### THE PROBLEM
Check each line of the data for "true", and copy the ones that have it.

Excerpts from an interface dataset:
====================
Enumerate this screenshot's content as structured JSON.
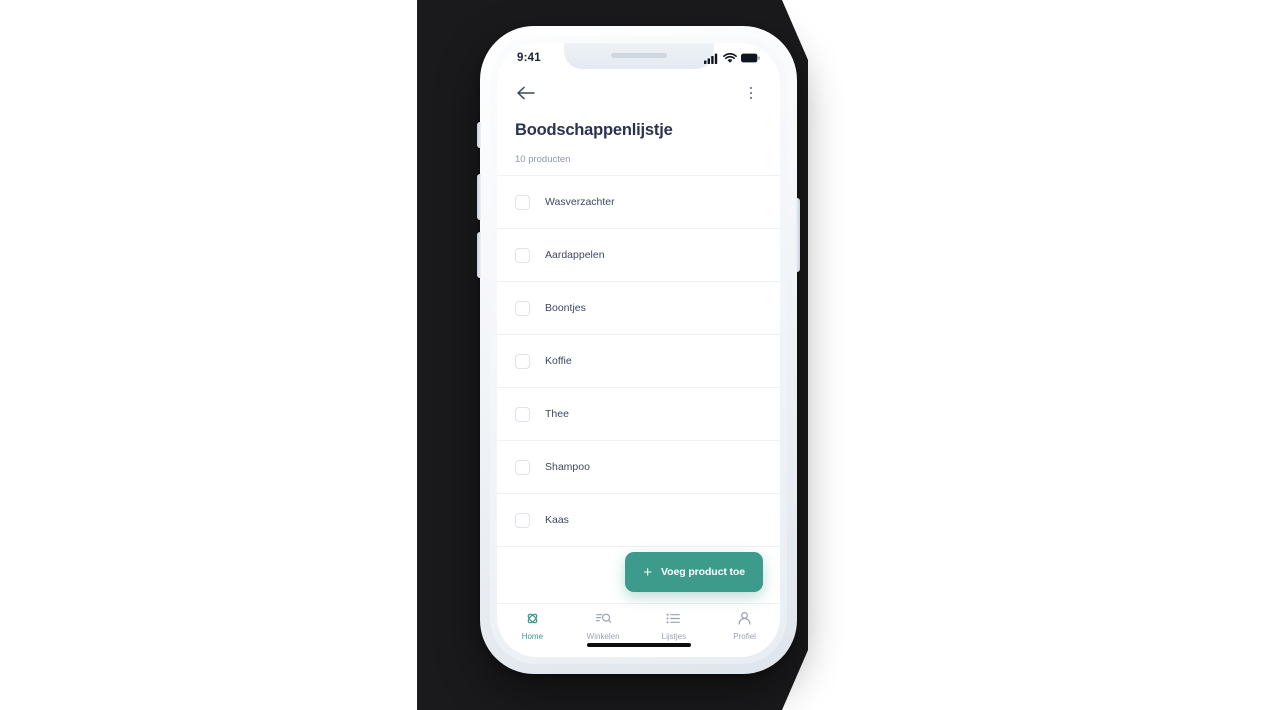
{
  "backdrop": {
    "color": "#1a1a1c"
  },
  "theme": {
    "accent": "#3d9b8c",
    "title_color": "#2a3350",
    "muted": "#8f97a8"
  },
  "status_bar": {
    "time": "9:41",
    "icons": [
      "cellular-signal-icon",
      "wifi-icon",
      "battery-icon"
    ]
  },
  "app_bar": {
    "back_icon": "arrow-left-icon",
    "overflow_icon": "kebab-menu-icon"
  },
  "header": {
    "title": "Boodschappenlijstje",
    "subtitle": "10 producten"
  },
  "list": {
    "items": [
      {
        "label": "Wasverzachter",
        "checked": false
      },
      {
        "label": "Aardappelen",
        "checked": false
      },
      {
        "label": "Boontjes",
        "checked": false
      },
      {
        "label": "Koffie",
        "checked": false
      },
      {
        "label": "Thee",
        "checked": false
      },
      {
        "label": "Shampoo",
        "checked": false
      },
      {
        "label": "Kaas",
        "checked": false
      }
    ]
  },
  "fab": {
    "plus": "+",
    "label": "Voeg product toe",
    "color": "#3d9b8c"
  },
  "tab_bar": {
    "tabs": [
      {
        "label": "Home",
        "icon": "atom-home-icon",
        "active": true
      },
      {
        "label": "Winkelen",
        "icon": "search-filter-icon",
        "active": false
      },
      {
        "label": "Lijstjes",
        "icon": "bullet-list-icon",
        "active": false
      },
      {
        "label": "Profiel",
        "icon": "person-icon",
        "active": false
      }
    ]
  }
}
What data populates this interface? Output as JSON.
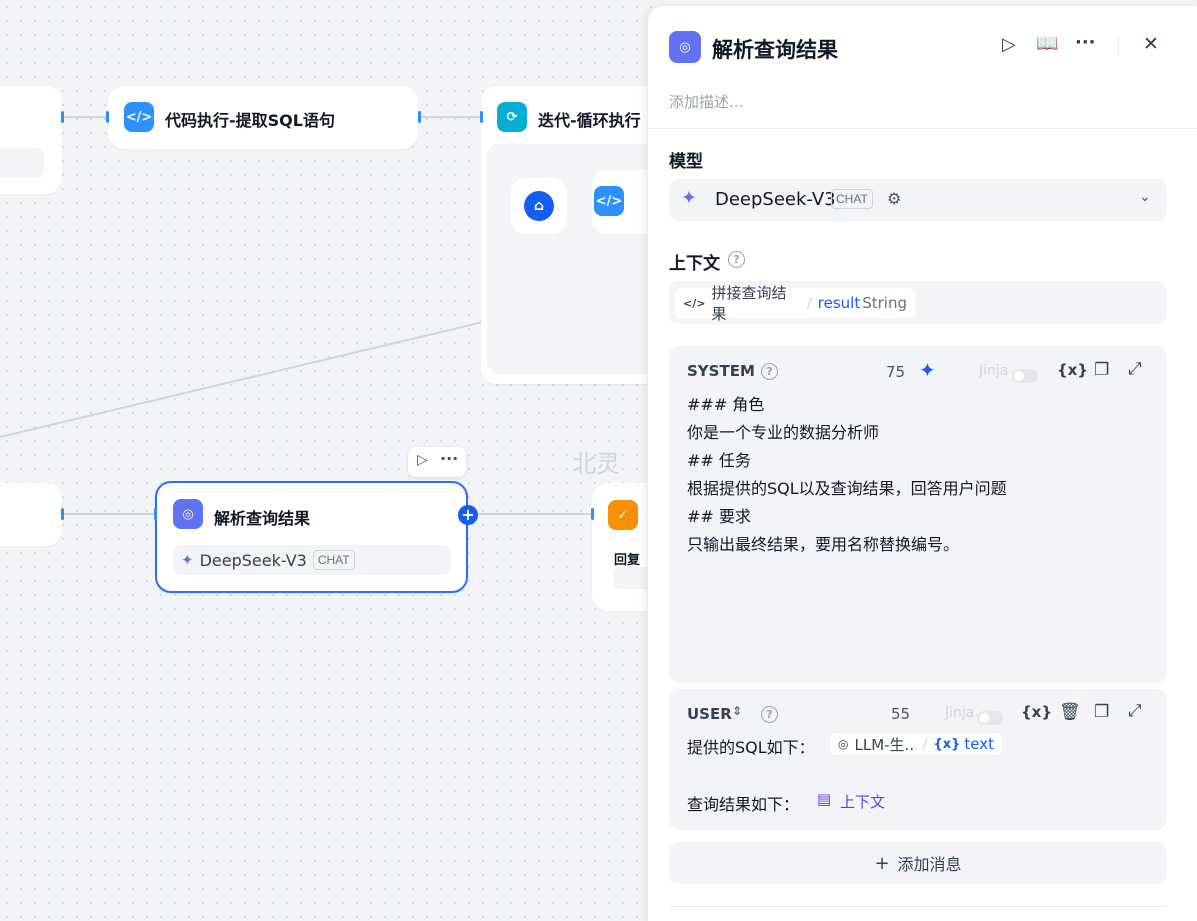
{
  "nodes": {
    "code_exec": {
      "title": "代码执行-提取SQL语句",
      "icon": "code-icon"
    },
    "iteration": {
      "title": "迭代-循环执行",
      "icon": "loop-icon"
    },
    "parse_result": {
      "title": "解析查询结果",
      "icon": "llm-brain-icon",
      "model": "DeepSeek-V3",
      "model_badge": "CHAT"
    },
    "reply": {
      "label": "回复",
      "icon": "reply-icon"
    }
  },
  "watermark": "北灵",
  "panel": {
    "title": "解析查询结果",
    "description_placeholder": "添加描述...",
    "model_section": {
      "label": "模型",
      "model_name": "DeepSeek-V3",
      "badge": "CHAT"
    },
    "context_section": {
      "label": "上下文",
      "var_source": "拼接查询结果",
      "separator": "/",
      "var_name": "result",
      "var_type": "String"
    },
    "system_prompt": {
      "role": "SYSTEM",
      "count": "75",
      "jinja_label": "Jinja",
      "lines": [
        "### 角色",
        "你是一个专业的数据分析师",
        "",
        "## 任务",
        "根据提供的SQL以及查询结果，回答用户问题",
        "",
        "## 要求",
        "只输出最终结果，要用名称替换编号。"
      ]
    },
    "user_prompt": {
      "role": "USER",
      "count": "55",
      "jinja_label": "Jinja",
      "line1_prefix": "提供的SQL如下：",
      "line1_var_source": "LLM-生...",
      "line1_var_sep": "/",
      "line1_var_name": "text",
      "line2_prefix": "查询结果如下：",
      "line2_var": "上下文"
    },
    "add_message": "添加消息"
  },
  "colors": {
    "accent": "#155eef",
    "node_blue": "#2e90fa",
    "node_cyan": "#06aed4",
    "node_indigo": "#6172f3",
    "node_orange": "#f79009",
    "context_purple": "#6938ef"
  }
}
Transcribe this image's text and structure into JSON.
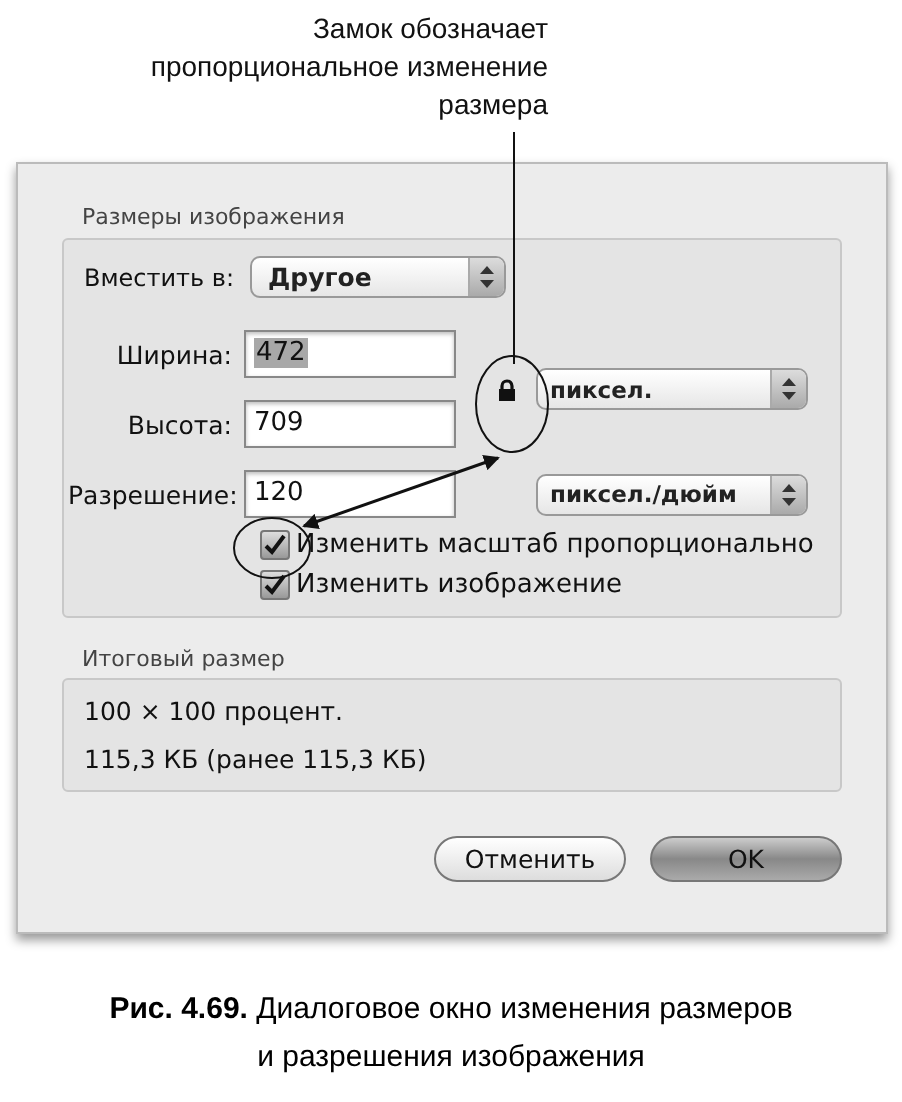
{
  "callout": {
    "lines": [
      "Замок обозначает",
      "пропорциональное изменение",
      "размера"
    ]
  },
  "dialog": {
    "image_size": {
      "title": "Размеры изображения",
      "fit": {
        "label": "Вместить в:",
        "value": "Другое"
      },
      "fields": [
        {
          "label": "Ширина:",
          "value": "472",
          "text_selected": true
        },
        {
          "label": "Высота:",
          "value": "709",
          "text_selected": false
        },
        {
          "label": "Разрешение:",
          "value": "120",
          "text_selected": false
        }
      ],
      "units": [
        "пиксел.",
        "пиксел./дюйм"
      ],
      "lock_shown": true,
      "checkboxes": [
        {
          "label": "Изменить масштаб пропорционально",
          "checked": true
        },
        {
          "label": "Изменить изображение",
          "checked": true
        }
      ]
    },
    "result": {
      "title": "Итоговый размер",
      "lines": [
        "100 × 100 процент.",
        "115,3 КБ (ранее 115,3 КБ)"
      ]
    },
    "buttons": [
      {
        "label": "Отменить",
        "default": false
      },
      {
        "label": "OK",
        "default": true
      }
    ]
  },
  "caption": [
    "**Рис. 4.69.** Диалоговое окно изменения размеров",
    "и разрешения изображения"
  ]
}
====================
### SOLUTION TO THIS EXERCISE
        "active": true
          "text_selected": true
      "lock_shown": true,
          "checked": true
          "checked": true
        "default": true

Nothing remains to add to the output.